The Rev. Janice Ford, Rector
The Church of the Reconciliation (Episcopal)
As of the close of the Democratic National Convention on September 6th, there were 60 days remaining until every eligible American has the opportunity to step into a voting booth and register his or her choice for the next President of the United States. I have always been impressed by the magnitude of this event every four years—and equally disheartened—by how many Americans either do not vote or vote without much thought behind their choice.

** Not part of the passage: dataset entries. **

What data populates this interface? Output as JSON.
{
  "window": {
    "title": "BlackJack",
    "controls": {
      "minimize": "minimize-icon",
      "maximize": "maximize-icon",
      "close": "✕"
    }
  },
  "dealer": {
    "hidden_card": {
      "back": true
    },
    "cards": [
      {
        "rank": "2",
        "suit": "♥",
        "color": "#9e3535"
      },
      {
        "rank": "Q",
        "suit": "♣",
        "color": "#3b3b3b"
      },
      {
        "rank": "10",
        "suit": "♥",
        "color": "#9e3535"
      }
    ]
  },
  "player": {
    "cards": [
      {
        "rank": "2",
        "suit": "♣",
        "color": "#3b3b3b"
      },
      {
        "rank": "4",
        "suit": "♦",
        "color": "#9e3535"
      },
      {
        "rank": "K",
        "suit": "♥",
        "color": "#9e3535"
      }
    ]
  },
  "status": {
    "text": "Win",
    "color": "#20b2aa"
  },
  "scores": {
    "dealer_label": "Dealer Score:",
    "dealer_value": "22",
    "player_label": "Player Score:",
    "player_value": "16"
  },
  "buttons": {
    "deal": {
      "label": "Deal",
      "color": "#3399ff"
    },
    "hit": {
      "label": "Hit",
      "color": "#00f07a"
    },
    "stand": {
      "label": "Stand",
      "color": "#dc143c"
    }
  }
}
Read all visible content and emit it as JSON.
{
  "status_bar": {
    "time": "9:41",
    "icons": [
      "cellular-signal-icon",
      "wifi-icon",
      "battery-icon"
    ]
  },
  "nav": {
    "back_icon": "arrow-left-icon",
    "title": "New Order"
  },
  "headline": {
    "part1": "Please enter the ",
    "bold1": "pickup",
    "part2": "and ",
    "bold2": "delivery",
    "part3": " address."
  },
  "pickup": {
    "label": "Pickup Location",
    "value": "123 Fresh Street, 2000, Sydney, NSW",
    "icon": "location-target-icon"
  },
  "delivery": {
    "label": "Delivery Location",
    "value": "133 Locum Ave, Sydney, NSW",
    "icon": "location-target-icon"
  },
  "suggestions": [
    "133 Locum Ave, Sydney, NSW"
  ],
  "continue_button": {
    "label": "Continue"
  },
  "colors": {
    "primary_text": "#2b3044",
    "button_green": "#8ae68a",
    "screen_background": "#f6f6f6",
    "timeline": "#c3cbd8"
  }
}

Sadly, some people feel their vote does not matter or that the platforms of the candidates do not really address the issues important in the lives of most Americans. Others simply vote the “party line” regardless of the issues at hand (probably the worst kind of ideology—maybe even idolatry). Still others are turned off by what they feel are less than honest politicians whose ultimate obligation is not to Americans, but to those who make their candidacy and election possible. And, of course, there are plenty of people who do not vote because they are tired of the mutual mudslinging used to disguise the fact that neither party has anything to say of any substance beyond political rhetoric.
As a Christian woman, wife, mother, and priest of the Church, I have to admit that for all the reasons I just noted—and undoubtedly for more than I have noted—I have struggled from time to time with going to the polls myself. However, I can honestly say that I have never missed voting in a Presidential election because I believe it is simply too important not to exercise that privilege as an American. I share in the same frustrations as everyone else when it comes to politics and our less-than-perfect (essentially) two-party system. Still, I will not give up the opportunity to support the individual whom I feel has the greatest potential to lead our nation in a manner commensurate with my personal and professional values.
When I vote, I use as a guide those values and principles that shape me: as a Christian; as a woman, wife and mother; and, of course, as a priest. Sometimes what I hear from candidates makes it challenging to truly determine how they measure up against the guide I am using. That is when I use the most powerful guide I have—prayer. I have always prayed before I vote. I ask God to determine who is the most qualified, honest and caring person to lead our country. I consciously bless the person for whom I am casting my ballot. In truth, I want God to do the choosing, not me—because the reality is that I am no more perfect than those running for election.
I invite each of you to pray before, during and after you vote in November. Pray for God’s hand to be in this election. Pray for the character, intelligence and ability of whoever is elected. Pray for our one nation under God, that there may be security, liberty and justice for all.
- Tuesday, 11 September 2012
- Posted in Categories: : Religion